Babies Born During Pandemic Have Lower Developmental Scores: Study

By Isabel van Brugen
Isabel van Brugen
Isabel van Brugen
Isabel van Brugen is an award-winning journalist. She holds a master's in newspaper journalism from City, University of London.
January 6, 2022Updated: January 6, 2022

Babies who were born during the first year of the COVID-19 pandemic had lower developmental scores compared to pre-pandemic babies, a study suggests.

According to research published on Jan. 4 in JAMA Pediatrics, COVID-19 infection during pregnancy doesn’t appear to affect an infant’s brain function, but the pandemic itself may be having an effect.

A group of researchers in New York studied 255 infants born between March and December 2020, including 114 whose mothers had COVID-19 during pregnancy.

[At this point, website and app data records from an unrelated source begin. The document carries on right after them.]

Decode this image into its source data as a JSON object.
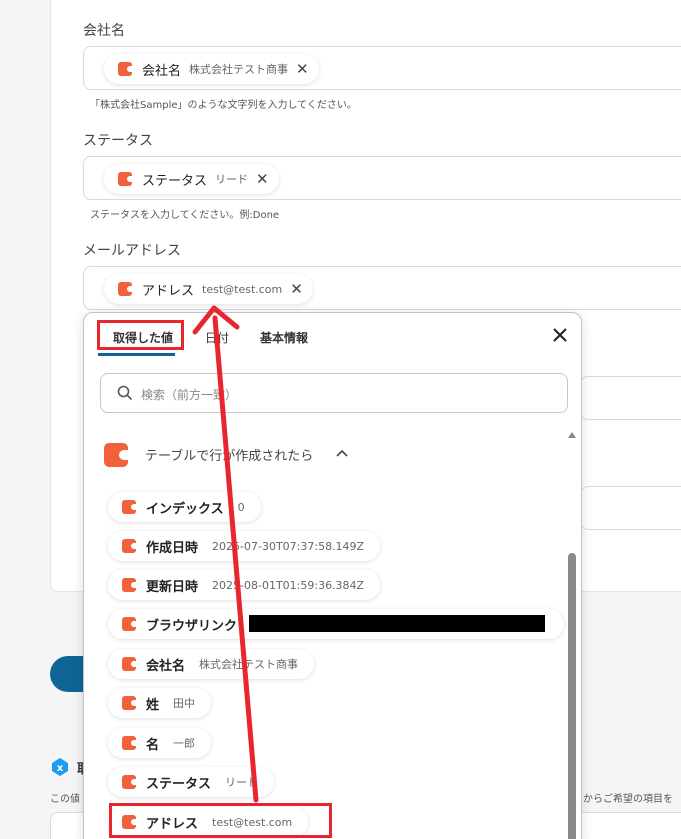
{
  "form": {
    "company": {
      "label": "会社名",
      "tag_name": "会社名",
      "tag_value": "株式会社テスト商事",
      "hint": "「株式会社Sample」のような文字列を入力してください。"
    },
    "status": {
      "label": "ステータス",
      "tag_name": "ステータス",
      "tag_value": "リード",
      "hint": "ステータスを入力してください。例:Done"
    },
    "email": {
      "label": "メールアドレス",
      "tag_name": "アドレス",
      "tag_value": "test@test.com"
    }
  },
  "bottom": {
    "label": "取",
    "hint_left": "この値",
    "hint_right": "からご希望の項目を"
  },
  "popup": {
    "tabs": [
      "取得した値",
      "日付",
      "基本情報"
    ],
    "search_placeholder": "検索（前方一致）",
    "section_title": "テーブルで行が作成されたら",
    "items": [
      {
        "name": "インデックス",
        "value": "0"
      },
      {
        "name": "作成日時",
        "value": "2025-07-30T07:37:58.149Z"
      },
      {
        "name": "更新日時",
        "value": "2025-08-01T01:59:36.384Z"
      },
      {
        "name": "ブラウザリンク",
        "value": ""
      },
      {
        "name": "会社名",
        "value": "株式会社テスト商事"
      },
      {
        "name": "姓",
        "value": "田中"
      },
      {
        "name": "名",
        "value": "一郎"
      },
      {
        "name": "ステータス",
        "value": "リード"
      },
      {
        "name": "アドレス",
        "value": "test@test.com"
      }
    ]
  },
  "colors": {
    "brand": "#f0613c",
    "accent": "#0f6496",
    "annotation": "#e8262f"
  }
}
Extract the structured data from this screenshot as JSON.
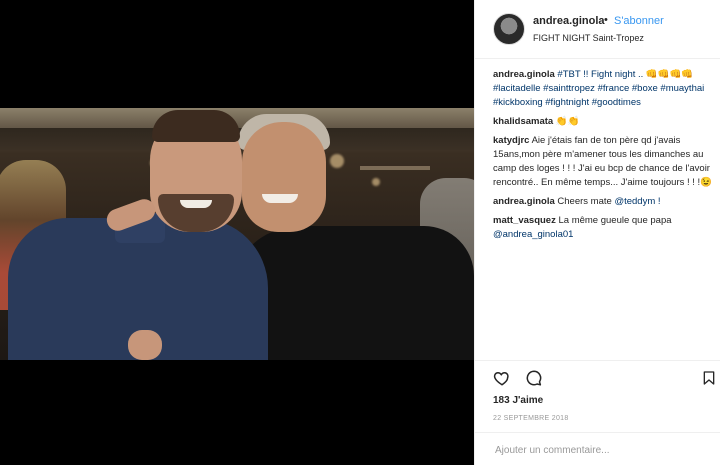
{
  "post": {
    "username": "andrea.ginola",
    "separator": "•",
    "follow_label": "S'abonner",
    "location": "FIGHT NIGHT Saint-Tropez"
  },
  "comments": [
    {
      "user": "andrea.ginola",
      "text": "#TBT !! Fight night .. 👊👊👊👊 #lacitadelle #sainttropez #france #boxe #muaythai #kickboxing #fightnight #goodtimes"
    },
    {
      "user": "khalidsamata",
      "text": "👏👏"
    },
    {
      "user": "katydjrc",
      "text": "Aie j'étais fan de ton père qd j'avais 15ans,mon père m'amener tous les dimanches au camp des loges ! ! ! J'ai eu bcp de chance de l'avoir rencontré.. En même temps... J'aime toujours ! ! !😉"
    },
    {
      "user": "andrea.ginola",
      "text": "Cheers mate",
      "mention": "@teddym !"
    },
    {
      "user": "matt_vasquez",
      "text": "La même gueule que papa",
      "mention": "@andrea_ginola01"
    }
  ],
  "stats": {
    "likes_label": "183 J'aime",
    "date": "22 SEPTEMBRE 2018"
  },
  "add_comment": {
    "placeholder": "Ajouter un commentaire..."
  },
  "icons": {
    "like": "heart-icon",
    "comment": "comment-icon",
    "save": "bookmark-icon"
  },
  "colors": {
    "link_blue": "#3897f0",
    "text": "#262626",
    "hashtag": "#003569"
  }
}
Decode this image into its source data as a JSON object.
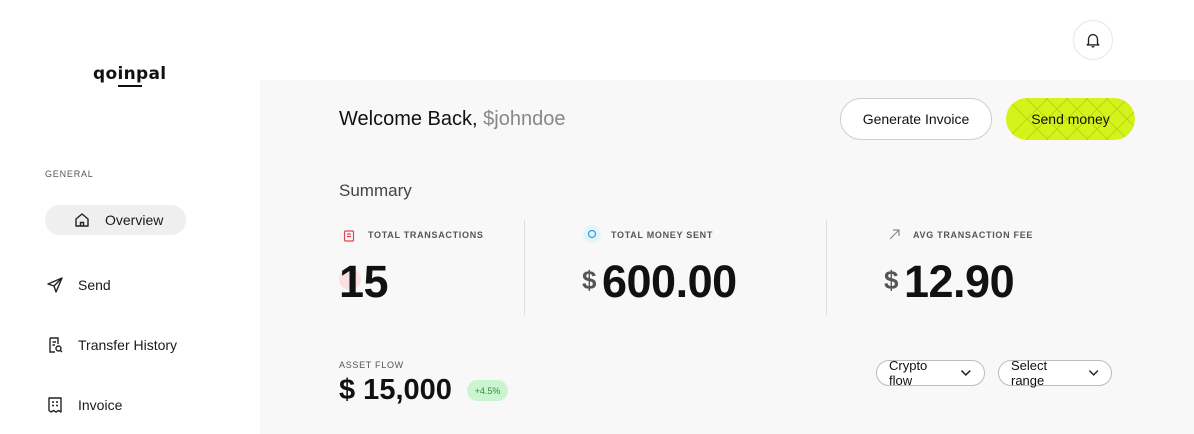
{
  "sidebar": {
    "logo": "qoinpal",
    "section_label": "GENERAL",
    "items": [
      {
        "label": "Overview",
        "icon": "home-icon",
        "active": true
      },
      {
        "label": "Send",
        "icon": "send-icon"
      },
      {
        "label": "Transfer History",
        "icon": "history-icon"
      },
      {
        "label": "Invoice",
        "icon": "invoice-icon"
      }
    ]
  },
  "header": {
    "icon": "bell-icon",
    "welcome": "Welcome Back,",
    "username": "$johndoe",
    "generate_invoice_label": "Generate Invoice",
    "send_money_label": "Send money"
  },
  "summary": {
    "title": "Summary",
    "stats": [
      {
        "label": "TOTAL TRANSACTIONS",
        "value": "15",
        "icon": "receipt-icon",
        "icon_color": "#e0454f"
      },
      {
        "label": "TOTAL MONEY SENT",
        "currency": "$",
        "value": "600.00",
        "icon": "circle-icon",
        "icon_color": "#2ba8e0"
      },
      {
        "label": "AVG TRANSACTION FEE",
        "currency": "$",
        "value": "12.90",
        "icon": "arrow-up-right-icon",
        "icon_color": "#888888"
      }
    ]
  },
  "asset_flow": {
    "label": "ASSET FLOW",
    "value": "$ 15,000",
    "change": "+4.5%",
    "crypto_select": "Crypto flow",
    "range_select": "Select range"
  },
  "colors": {
    "accent": "#d4f31a",
    "background": "#f8f8f8",
    "badge_bg": "#c9f5cf",
    "badge_text": "#2f8f3a"
  }
}
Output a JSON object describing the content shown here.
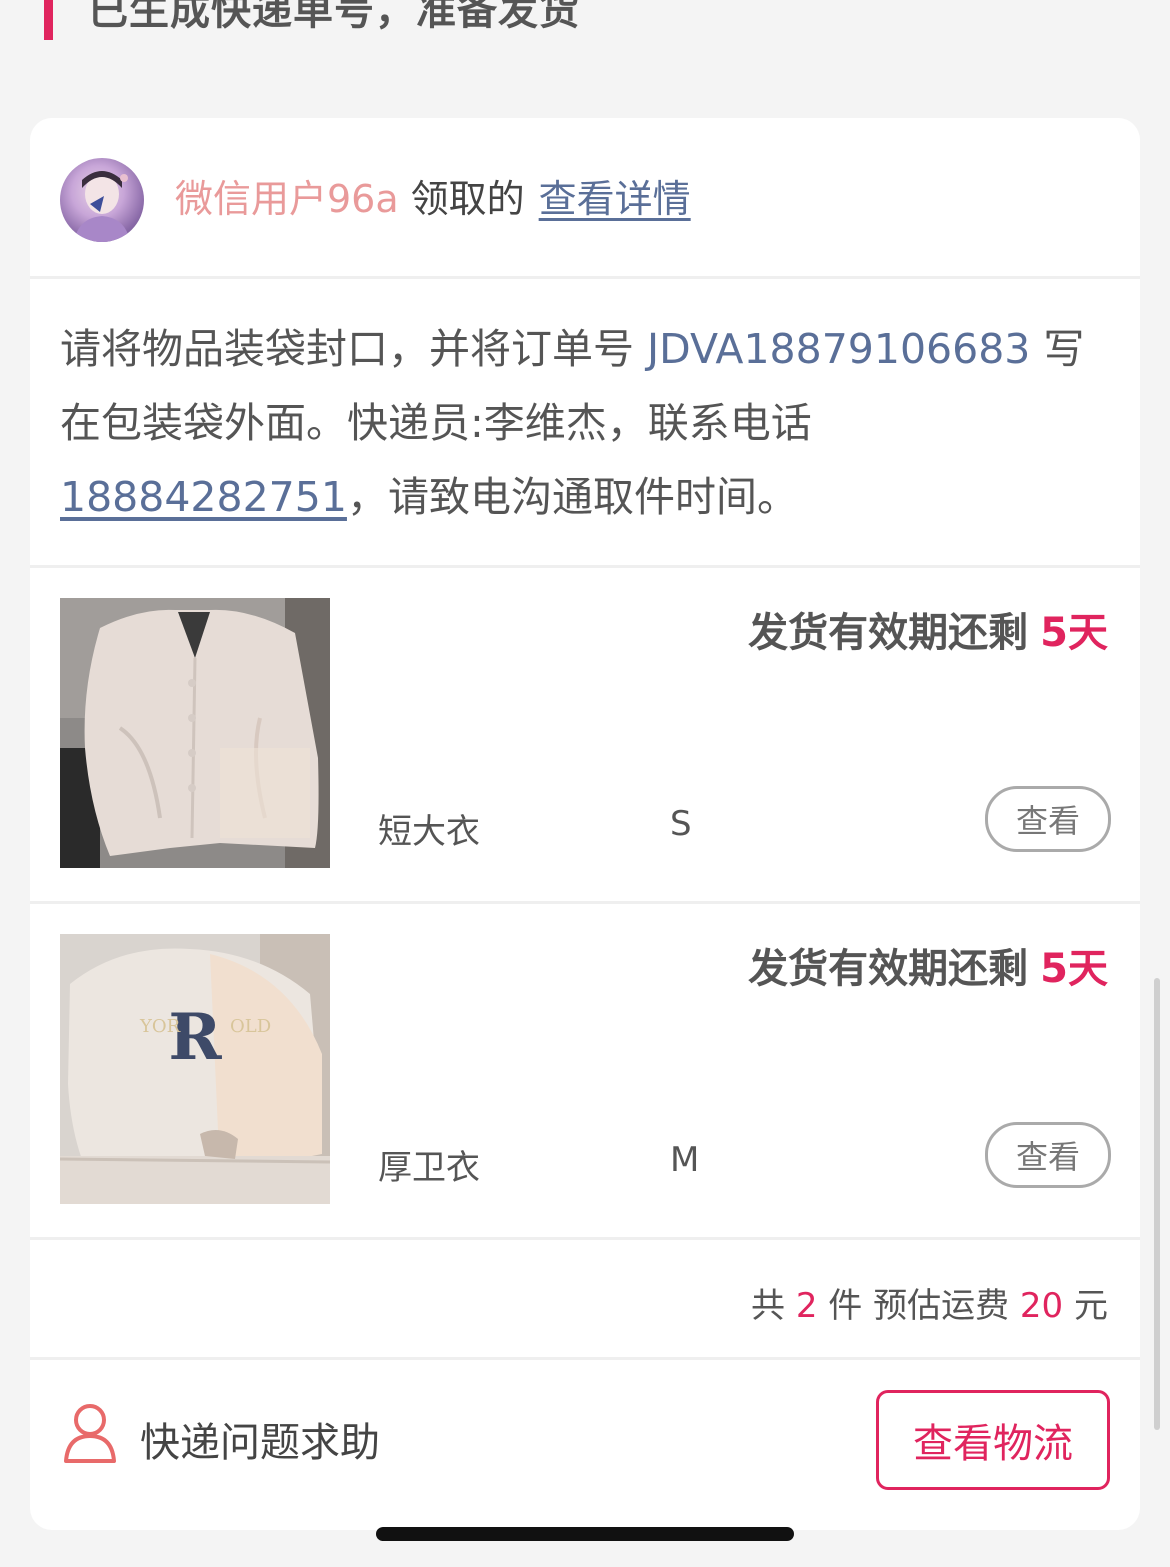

It found that some of those infants born during the pandemic have experienced slight developmental delays.

Overall, compared with 62 infants born before the pandemic, the babies born during the health crisis displayed slightly lower scores on tasks involving large muscles, tasks requiring small muscle movements, and personal interactions.

“Both exposed and unexposed infants born during that period had significantly lower scores on gross motor, fine motor, and personal-social subdomains compared with a historical cohort of infants born before the onset of the COVID-19 pandemic,” the study reads.

Dr. Dani Dumitriu of Columbia University and the New York State Psychiatric Institute stated that the findings suggest that stress felt by pregnant mothers during the pandemic may have had an effect on infant development.

“The developmental trajectory of an infant begins before birth. With potentially millions of infants who may have been exposed to COVID in utero, and even more mothers just living through the stress of the pandemic, there is a critical need to understand the neurodevelopmental effects of the pandemic on future generations.”

The findings don’t necessarily mean that these infants will suffer long-term consequences, Dumitriu said. Assessments at six months are poor predictors of long-term outcomes.

Infants whose mothers were in their first trimester at the height of the COVID-19 pandemic displayed the lowest neurodevelopment scores.

Dumitriu also suggested that fewer social interactions such as playdates during the pandemic may have played a role.

“These small shifts warrant careful attention because at the population level, they can have a significant public health impact. We know this from other pandemics and natural disasters.”

If additional research confirms that birth during the pandemic negatively affects neurodevelopment, “because this is such an early time point, there are lots of opportunities to intervene and get these babies onto the right developmental trajectory,” she said.

“These early findings support the need for long-term monitoring of children born during the COVID-19 pandemic,” the study reads.

Reuters contributed to this report.